BORN •    1952 Lady Grey, Cape Province, RSA EDUCATION •    1979 Study of Renaissance Art, Italy •    1976 Michaelis School of Art, South Africa COLLECTIONSSimon Stone’s work forms part of several collections worldwide and selected corporate collections: Alexander Forbes, Mobil Oil, Anglo American Collection, Pendock Collection, Johannesburg Art Gallery, SA National Gallery, Gencor, UNISA and the University of the Witwatersrand SOLO EXHIBITIONS •    2007 Small works, Knysna Fine Art, Knysna •    2006 Recent works, UCT Irma Stern Museum, Cape Town •    2004 Recent Oil Paintings, Everard Read Gallery, Johannesburg •    2002 Recent Oil Paintings, Simon Mee Fine Art in conjucntion with Knysna Fine Art, London, UK •    2001 Some Recent OIl Paintings & 29,000 Works on Paper, Knysna Fine Art, Knysna •    2000 Everard Read Gallery, Johannesburg •    2000 Small works, Everard Read Gallery, Cape Town •    1996 Painting from Under the Skin, Everard Read Gallery, Johannesburg •    1993 Recent works on paper •    1992 Everard Read Gallery, Johannesburg •    1989 Cassirer Fine Art, Johannesburg •    1987 Karen McKerron Gallery, Johannesburg •    1985 Karen McKerron Gallery, Johannesburg •    1983 Market Gallery, Johannesburg •    1978 Fabian Fine Art, Cape Town

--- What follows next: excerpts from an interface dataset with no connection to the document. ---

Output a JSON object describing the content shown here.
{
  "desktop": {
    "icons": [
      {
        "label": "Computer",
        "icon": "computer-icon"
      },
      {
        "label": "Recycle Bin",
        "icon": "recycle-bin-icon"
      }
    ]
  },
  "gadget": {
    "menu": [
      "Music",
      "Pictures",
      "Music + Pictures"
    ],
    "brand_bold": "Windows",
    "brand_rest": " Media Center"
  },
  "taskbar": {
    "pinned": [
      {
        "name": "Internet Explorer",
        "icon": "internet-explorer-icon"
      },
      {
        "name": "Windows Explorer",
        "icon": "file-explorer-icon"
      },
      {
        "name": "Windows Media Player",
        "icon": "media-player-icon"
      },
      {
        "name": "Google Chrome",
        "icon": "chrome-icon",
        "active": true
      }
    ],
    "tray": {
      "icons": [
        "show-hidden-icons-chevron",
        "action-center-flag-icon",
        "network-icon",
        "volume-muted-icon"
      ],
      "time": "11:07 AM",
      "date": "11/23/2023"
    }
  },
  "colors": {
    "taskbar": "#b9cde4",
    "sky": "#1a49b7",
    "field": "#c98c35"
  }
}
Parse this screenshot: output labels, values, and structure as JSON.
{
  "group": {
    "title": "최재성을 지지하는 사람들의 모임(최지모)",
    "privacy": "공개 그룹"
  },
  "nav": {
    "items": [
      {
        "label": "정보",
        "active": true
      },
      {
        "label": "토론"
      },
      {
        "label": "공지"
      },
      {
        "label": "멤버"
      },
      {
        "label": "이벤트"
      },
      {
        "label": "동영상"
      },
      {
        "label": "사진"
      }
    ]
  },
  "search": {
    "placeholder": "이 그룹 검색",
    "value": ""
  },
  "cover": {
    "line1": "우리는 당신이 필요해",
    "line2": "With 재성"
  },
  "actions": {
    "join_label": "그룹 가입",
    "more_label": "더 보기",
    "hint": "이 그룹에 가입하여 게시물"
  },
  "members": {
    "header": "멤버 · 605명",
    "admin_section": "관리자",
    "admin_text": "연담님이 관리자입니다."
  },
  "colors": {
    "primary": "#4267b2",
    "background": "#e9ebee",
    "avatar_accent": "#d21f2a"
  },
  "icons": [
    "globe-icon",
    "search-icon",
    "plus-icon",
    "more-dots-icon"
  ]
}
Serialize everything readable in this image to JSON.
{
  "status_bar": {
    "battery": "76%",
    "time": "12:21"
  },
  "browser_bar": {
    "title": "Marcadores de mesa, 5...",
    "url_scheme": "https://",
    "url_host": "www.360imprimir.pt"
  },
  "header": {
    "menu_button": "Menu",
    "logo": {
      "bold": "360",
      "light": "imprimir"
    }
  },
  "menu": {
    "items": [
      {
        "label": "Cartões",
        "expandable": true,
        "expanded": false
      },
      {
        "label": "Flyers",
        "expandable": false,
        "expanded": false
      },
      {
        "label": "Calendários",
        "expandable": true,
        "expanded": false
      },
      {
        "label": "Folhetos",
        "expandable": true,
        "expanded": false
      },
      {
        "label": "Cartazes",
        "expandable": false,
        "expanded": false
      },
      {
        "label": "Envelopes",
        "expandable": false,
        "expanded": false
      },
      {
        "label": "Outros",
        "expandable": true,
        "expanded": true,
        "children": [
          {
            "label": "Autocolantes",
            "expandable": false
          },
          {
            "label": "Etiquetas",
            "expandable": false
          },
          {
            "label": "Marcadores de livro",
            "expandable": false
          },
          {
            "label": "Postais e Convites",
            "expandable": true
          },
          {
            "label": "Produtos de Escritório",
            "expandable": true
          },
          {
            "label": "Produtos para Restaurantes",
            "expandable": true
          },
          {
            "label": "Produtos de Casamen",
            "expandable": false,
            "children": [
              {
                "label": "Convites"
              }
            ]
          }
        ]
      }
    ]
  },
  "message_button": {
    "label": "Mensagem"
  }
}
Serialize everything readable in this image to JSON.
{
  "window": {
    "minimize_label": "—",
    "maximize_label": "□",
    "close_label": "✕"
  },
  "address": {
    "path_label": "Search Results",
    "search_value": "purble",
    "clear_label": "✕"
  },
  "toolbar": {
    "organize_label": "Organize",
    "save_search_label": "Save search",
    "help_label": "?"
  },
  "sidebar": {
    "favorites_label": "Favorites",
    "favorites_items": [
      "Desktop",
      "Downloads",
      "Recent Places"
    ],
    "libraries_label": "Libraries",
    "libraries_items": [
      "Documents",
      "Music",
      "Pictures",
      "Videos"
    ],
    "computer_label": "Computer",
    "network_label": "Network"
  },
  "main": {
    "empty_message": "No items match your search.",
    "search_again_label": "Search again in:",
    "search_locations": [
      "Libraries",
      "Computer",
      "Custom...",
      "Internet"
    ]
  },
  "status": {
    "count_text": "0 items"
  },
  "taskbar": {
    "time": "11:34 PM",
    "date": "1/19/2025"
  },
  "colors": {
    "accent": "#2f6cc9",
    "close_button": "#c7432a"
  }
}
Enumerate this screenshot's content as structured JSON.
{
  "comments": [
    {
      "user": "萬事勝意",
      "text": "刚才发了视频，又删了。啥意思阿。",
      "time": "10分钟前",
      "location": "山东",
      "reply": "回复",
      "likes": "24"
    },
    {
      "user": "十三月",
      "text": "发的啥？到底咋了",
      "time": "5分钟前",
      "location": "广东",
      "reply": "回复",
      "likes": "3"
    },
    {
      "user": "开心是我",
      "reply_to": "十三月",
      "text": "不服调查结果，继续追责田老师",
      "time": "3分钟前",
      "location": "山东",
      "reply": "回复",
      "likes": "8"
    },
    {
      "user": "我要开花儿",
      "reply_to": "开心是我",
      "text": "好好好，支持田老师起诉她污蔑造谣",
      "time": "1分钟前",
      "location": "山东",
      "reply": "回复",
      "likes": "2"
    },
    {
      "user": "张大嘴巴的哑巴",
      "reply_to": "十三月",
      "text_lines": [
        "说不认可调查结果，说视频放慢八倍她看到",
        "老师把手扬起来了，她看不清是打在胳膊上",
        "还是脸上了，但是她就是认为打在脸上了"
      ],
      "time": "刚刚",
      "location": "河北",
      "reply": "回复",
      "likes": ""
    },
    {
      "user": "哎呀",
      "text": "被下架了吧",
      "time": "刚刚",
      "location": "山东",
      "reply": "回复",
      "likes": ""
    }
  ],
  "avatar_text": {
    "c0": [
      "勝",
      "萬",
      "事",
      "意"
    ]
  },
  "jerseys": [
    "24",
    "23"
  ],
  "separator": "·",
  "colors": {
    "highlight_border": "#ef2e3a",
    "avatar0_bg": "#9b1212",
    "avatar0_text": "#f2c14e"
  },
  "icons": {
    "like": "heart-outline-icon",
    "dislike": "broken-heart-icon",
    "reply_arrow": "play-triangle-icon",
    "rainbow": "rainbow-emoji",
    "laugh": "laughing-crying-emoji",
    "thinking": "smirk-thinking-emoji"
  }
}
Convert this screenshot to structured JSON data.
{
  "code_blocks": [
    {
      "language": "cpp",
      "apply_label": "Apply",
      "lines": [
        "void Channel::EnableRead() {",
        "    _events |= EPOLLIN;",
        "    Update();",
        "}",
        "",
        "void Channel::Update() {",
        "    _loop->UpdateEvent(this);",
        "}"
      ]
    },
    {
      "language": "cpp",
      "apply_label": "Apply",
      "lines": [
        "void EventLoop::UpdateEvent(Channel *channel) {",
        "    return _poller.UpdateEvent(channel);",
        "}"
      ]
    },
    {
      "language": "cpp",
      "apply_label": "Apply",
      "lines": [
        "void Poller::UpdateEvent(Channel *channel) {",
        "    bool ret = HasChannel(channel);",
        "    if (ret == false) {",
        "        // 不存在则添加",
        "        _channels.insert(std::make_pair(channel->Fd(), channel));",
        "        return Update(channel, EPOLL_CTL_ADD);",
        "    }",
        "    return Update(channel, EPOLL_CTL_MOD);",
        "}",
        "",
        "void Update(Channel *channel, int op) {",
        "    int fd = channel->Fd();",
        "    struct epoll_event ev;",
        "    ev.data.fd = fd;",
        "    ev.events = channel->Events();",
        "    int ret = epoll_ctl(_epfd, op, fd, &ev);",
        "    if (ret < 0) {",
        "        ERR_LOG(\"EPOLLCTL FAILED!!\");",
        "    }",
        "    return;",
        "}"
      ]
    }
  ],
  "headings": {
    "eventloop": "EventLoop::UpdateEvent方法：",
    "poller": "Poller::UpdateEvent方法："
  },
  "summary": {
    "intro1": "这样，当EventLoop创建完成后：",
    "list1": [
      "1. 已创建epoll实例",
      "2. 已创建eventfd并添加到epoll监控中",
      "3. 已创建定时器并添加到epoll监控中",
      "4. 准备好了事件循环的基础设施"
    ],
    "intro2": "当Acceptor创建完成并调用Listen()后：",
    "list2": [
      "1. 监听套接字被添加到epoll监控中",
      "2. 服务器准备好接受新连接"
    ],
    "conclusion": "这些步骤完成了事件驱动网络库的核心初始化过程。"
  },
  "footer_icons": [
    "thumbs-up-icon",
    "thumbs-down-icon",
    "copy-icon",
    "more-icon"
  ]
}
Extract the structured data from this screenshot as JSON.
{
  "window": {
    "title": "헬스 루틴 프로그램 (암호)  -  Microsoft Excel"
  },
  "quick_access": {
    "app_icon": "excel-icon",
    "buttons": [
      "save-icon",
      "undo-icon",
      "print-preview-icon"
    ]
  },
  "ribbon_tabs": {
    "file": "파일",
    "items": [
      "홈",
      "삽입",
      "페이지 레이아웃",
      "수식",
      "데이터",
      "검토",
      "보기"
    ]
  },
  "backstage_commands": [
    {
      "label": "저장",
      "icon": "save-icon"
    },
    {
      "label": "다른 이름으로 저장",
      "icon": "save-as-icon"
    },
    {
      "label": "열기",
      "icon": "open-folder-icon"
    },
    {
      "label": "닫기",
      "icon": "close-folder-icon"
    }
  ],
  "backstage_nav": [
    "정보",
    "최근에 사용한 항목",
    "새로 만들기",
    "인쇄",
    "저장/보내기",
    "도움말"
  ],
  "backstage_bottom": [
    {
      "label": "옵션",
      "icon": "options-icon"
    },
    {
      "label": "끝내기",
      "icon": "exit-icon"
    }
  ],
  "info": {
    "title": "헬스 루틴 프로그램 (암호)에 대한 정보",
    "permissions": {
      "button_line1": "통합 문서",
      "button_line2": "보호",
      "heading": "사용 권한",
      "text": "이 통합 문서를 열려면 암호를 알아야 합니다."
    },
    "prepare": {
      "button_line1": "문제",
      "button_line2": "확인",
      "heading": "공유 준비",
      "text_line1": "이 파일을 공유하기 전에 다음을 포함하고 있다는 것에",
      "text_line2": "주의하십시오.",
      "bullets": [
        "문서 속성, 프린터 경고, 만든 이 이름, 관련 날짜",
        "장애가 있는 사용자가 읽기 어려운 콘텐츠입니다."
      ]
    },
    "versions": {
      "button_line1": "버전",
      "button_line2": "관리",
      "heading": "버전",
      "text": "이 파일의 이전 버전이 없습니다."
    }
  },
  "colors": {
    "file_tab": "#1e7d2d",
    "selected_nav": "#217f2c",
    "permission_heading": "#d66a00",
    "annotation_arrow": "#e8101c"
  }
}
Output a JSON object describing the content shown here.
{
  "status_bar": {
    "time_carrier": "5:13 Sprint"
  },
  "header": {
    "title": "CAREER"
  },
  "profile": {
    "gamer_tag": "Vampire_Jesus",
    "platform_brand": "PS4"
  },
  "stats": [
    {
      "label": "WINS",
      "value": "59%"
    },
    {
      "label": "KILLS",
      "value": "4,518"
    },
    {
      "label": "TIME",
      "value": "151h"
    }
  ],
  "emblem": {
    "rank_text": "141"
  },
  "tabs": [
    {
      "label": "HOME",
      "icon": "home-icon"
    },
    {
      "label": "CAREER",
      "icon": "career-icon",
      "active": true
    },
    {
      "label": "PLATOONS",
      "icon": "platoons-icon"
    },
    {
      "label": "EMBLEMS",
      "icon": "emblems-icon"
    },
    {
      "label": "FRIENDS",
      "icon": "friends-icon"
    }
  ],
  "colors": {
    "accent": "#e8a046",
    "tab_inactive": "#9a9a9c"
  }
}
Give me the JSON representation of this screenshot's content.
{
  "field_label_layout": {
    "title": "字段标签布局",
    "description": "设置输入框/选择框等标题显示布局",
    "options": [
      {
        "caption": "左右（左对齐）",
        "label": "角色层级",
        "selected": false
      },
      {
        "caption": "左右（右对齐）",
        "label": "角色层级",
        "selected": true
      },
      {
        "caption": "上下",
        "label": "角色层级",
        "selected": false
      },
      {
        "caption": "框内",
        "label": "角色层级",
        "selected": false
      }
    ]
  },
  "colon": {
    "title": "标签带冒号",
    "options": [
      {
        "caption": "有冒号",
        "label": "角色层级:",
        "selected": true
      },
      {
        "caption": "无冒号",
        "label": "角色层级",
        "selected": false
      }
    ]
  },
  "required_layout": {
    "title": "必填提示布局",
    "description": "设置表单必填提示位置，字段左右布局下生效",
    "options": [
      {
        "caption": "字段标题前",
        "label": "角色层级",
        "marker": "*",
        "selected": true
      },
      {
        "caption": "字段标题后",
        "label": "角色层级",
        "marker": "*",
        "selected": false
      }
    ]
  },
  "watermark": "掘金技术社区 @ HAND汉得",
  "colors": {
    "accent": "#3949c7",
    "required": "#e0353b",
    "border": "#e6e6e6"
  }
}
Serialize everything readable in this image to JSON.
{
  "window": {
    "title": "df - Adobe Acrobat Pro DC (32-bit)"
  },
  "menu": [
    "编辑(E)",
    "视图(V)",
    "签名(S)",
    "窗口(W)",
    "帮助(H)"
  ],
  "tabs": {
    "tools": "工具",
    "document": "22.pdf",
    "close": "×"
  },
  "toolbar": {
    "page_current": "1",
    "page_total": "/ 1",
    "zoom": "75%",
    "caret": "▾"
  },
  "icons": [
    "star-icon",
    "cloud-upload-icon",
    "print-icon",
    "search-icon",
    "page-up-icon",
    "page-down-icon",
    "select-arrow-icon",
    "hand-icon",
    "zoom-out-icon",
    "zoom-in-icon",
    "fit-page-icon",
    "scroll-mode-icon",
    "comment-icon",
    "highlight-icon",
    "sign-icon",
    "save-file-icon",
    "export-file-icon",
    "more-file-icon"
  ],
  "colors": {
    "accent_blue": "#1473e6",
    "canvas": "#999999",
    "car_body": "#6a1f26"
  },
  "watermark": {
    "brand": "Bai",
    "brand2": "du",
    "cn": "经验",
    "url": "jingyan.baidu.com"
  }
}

TWO PERSON EXHIBITIONS •    1988 With William Kentridge, Gallery International, Cape Town •    1988 Exhibition of combined works executed by Braam Kruger and Simon Stone, SAAA, Pretoria and Potchefstroom •    1987 With Margaret Vorster, NSA, Durban

GROUP EXHIBITIONS •    2008 Intermit distance, Iziko South African National Gallery •    2008 Modern and Contemporary art, Then now and beyond, Polokwane Museum •    2004 10 Years Democracy, Everard Read Gallery, Johannesburg •    2003 The Ampersand Foundation, 1997 to 2003, Warren Siebrits Contemporary Art •    2002 Art for AIDS Orphans Auction, Cape Town •    1998 GAROB (the dry land), Knysna Fine Art, Knysna •    1997 – 1998 CYST, Works in Paint, travelling exhibition, Cape Town & Johannesburg •    1997 Opening exhibtion, Knysna Fine Art, Knysna •    1996 Common and Uncommon Ground, South African Art Atlanta, Georgia •    1995 Panoramas of Passage, Changing Landscapes of South Africa, Meridian International Centre, Washington DC •    1994 Displacements: South African Works on Paper 1984 to 1994, Mary & Leigh Blok Gallery, Northwestern University, USA •    1994 State of the Art, Everard Read Gallery •    1992 Everard Read Gallery, Johannesburg •    1991 Triennial, Cape Town •    1988 DPSC Exhibition, Market Gallery, Johannesburg •    1988 Triennial, Cape Town •    1987 The Portrait, UNISA •    1987 Alternative Art, The Netherlands •    1986 Volskas Atelier •    1986 Portraits, Johannesburg Art Foundation

•    1986 Zululand Arts Festival, UZ •    1985 Opening of Gallery, Johannesburg Art Foundation •    1985 Triennial, Cape Town •    1993 The Wits Lecturers Exhibition, Tatham Art Gallery, Pietermaritzburg •    1980 Olivetti Art Opening, Johannesburg •    1980 South African Art, Gaborone, Botswana AWARDS •    1997 Ampersand Foundation, New York Award •    1986 Merit Art Awards, Volkskas Atelier •    1976 Irma Stern Scholarship